Capp Street Project: Karim Rashid
For more than a decade, Karim Rashid has consistently pushed the boundaries of what is possible in the world of design, and in the process has redefined that world. For the exhibition, Karim will create an environment called Plob from a series of sensual, custom-made, translucent polyethylene shapes. Combined, they form the six sides of a room that glows in response to the visitor's presence.
Rashid's "sensual minimalist" approach is evident throughout his oeuvre, from his ubiquitous Garbo Can and Oh Chair (designed for Umbra) to his award-winning line of sleek alloy products for Nambé, from a Black & Decker workaday snow shovel to his blob-shaped TVs, stereos and DVD players for Sony. "Form is much more seductive when the product's aesthetics are experiential, and not just visual," Rashid says. "Objects have to blur experience with form so that they are inseparable. It means retooling the stuff we live with to suit the way we really live. It means that if we slouch in chairs, we make chairs that let us."
Born in Cairo, Egypt, and raised in England and Canada, Rashid received a bachelor of industrial design in 1982 from Carleton University in Ottawa, Canada, and pursued graduate studies in Italy. On his return to Canada he worked at KAN Industrial Designers. He opened his own design studio in 1991 and in 1993 relocated to New York's fashionable Chelsea neighborhood. Since then, his experiments with form, material and production processes have yielded a staggering 800 designs for such clients as Issey Miyake, Totem, Estée Lauder, Tommy Hilfiger, Giorgio Armani, Leonardo, Zanotta, Yahoo and Citibank. Rashid has received the 1999 Daimler Chrysler Award, the 1999 George Nelson Award, the Silver IDEA Award for his Oh Chair in the 1999 Design Excellence Awards, and the Philadelphia Museum of Art's 1999 Collab Award.

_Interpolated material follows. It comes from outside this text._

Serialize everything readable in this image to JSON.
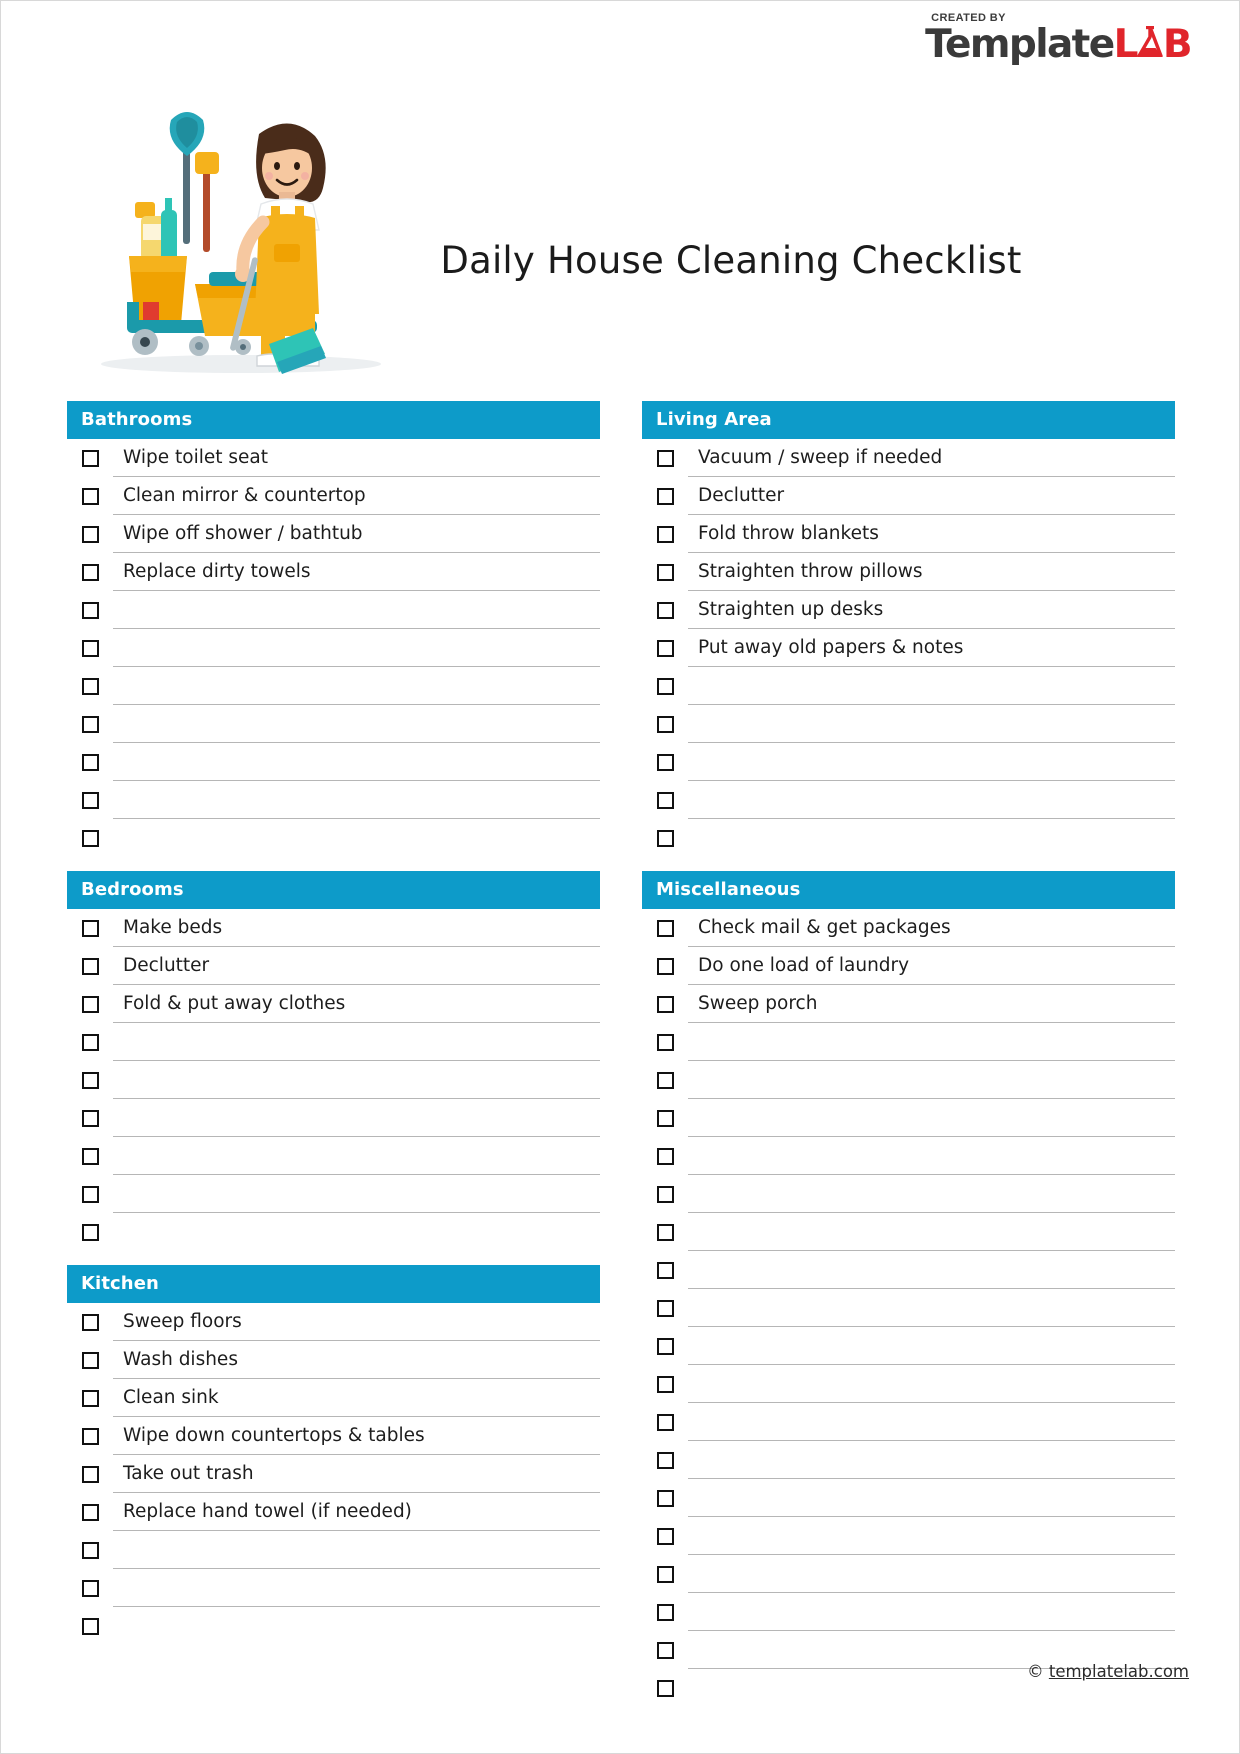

His designs are included in the permanent collections of the San Francisco Museum of Modern Art, the Chicago Athenaeum and the Montreal Museum of Decorative Arts. His work has been exhibited widely at venues that include the Museum of Modern Art, New York; the Wexner Center; the British Design Museum; and the Groninger Museum, Holland.